This wide-eyed little owl has some pretty autumn leaves on his chest instead of feathers. You can use real leaves that you collect at any time of year or you can use the paper template leaves that I've provided -- you could also use feathers!
There are over 150 different kinds of owls in the world. Most of them are "nocturnal" which means they are awake during the night and asleep during the day (sort of like my teenage daughter, hehe).
Getting ready for winter:
Owls don't hibernate (sleep) during the winter. There's actually only one type of bird in the whole world that hibernates -- the common poorwill which is found in North America (mainly the northwest).
Owls don't usually migrate (move south) during the winter either. There are a few types that do but most stay put all year round -- they might move around a little bit to find food, but other than that they don't like to travel much.
Instead of migrating or hibernating, owls deal with cold weather using their feathers. Feathers are very warm and birds can fluff them up, catching warm air from their bodies in the feathers to keep them even warmer. Some even have fluffy feathers around their feet. The snowy owl even changes the colors of their feathers so they blend in with the snow in the wintertime.
Owls, and other birds, also eat LOTS during the autumn to store up energy to help them survive through the winter. All of the animals, including the owls, seem to work hard on getting chubby during the fall -- they're so cute when they're chubby!
- something to color with,
- Optional: real leaves that you collect outside
Instructions for making the owl craft:
- Print out the template of choice. I have provided an option that has faint lines for children who like a little more direction on where the leaves should be glued.
- Optional: Go for a nature walk and collect leaves. You can collect them from small shrubs and bushes, not just trees! Cotoneaster bushes have the prettiest autumn leaves in our neighbourhood. You can work on making an autumn leaf booklet at the same time you do this craft.
- If using the black and white template, color in the owl -- you can leave the chest area white as we'll be covering that with leaves.
- If you don't feel like using real leaves, cut some free hand from construction paper or use the leaf template I have provided (see below). You can also use feathers you purchase at the craft shop. I don't like to use feathers collected outside because they can have little bugs in them and I like to leave them for the birds to collect to keep their nests warm in the winter.
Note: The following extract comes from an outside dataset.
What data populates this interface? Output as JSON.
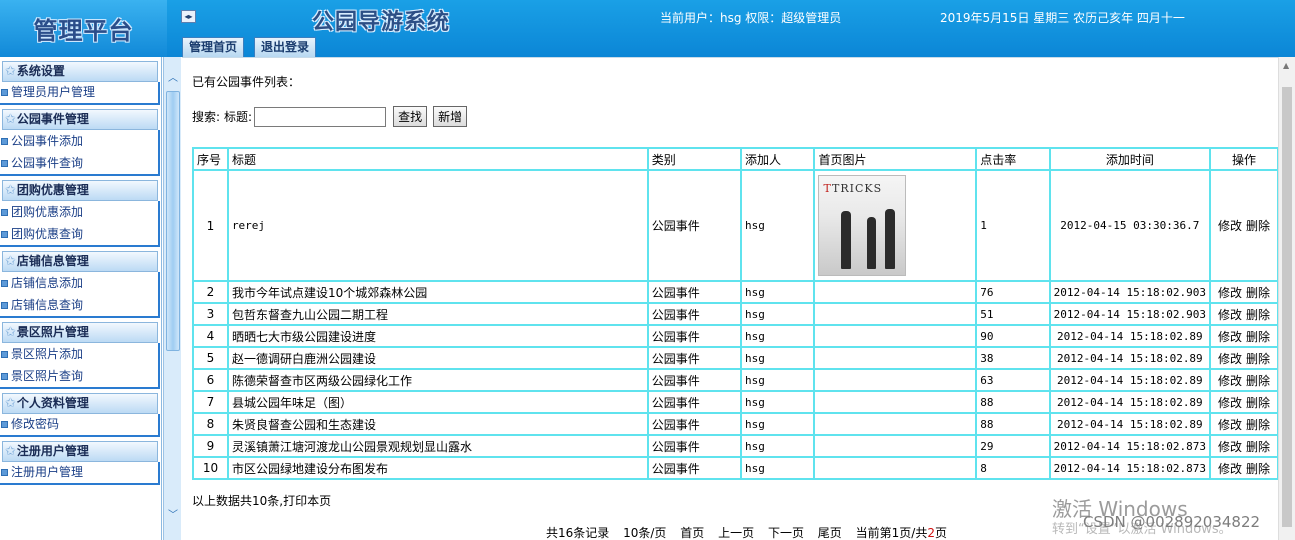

- Some leaves have really long stems (our weeping birch tree has leaves with stems that are longer than the leaf itself!) If the stems are really long, thick or woody you might want to snip them off with scissors before you start making your craft. This is what we did after struggling for a little while to get the overlapping leaves to stick to the paper when the stems were in the way.
- Glue the leaves all over the owls chest to cover it up.
- Let the glue dry.
- Optional: Store your project with a sheet of waxed paper overtop and a heavy book on top (does anyone still have phone books? *laugh*) If you don't have a heavy book, put a
paper pad with a few heavy cans on top instead. This will help press and preserve the leaves a little bit. They'll still get crunchy overtime, but pressing them flat under waxed
paper will help keep them from crumbling somewhat.
We actually took the time to do this with the owl and it lasted about twice as long on the fridge as the leaf projects we did without pressing.
- Close the template window after printing to return to this screen.
- Set page margins to zero if you have trouble fitting the template on one page (FILE, PAGE SETUP or FILE, PRINTER SETUP in most browsers).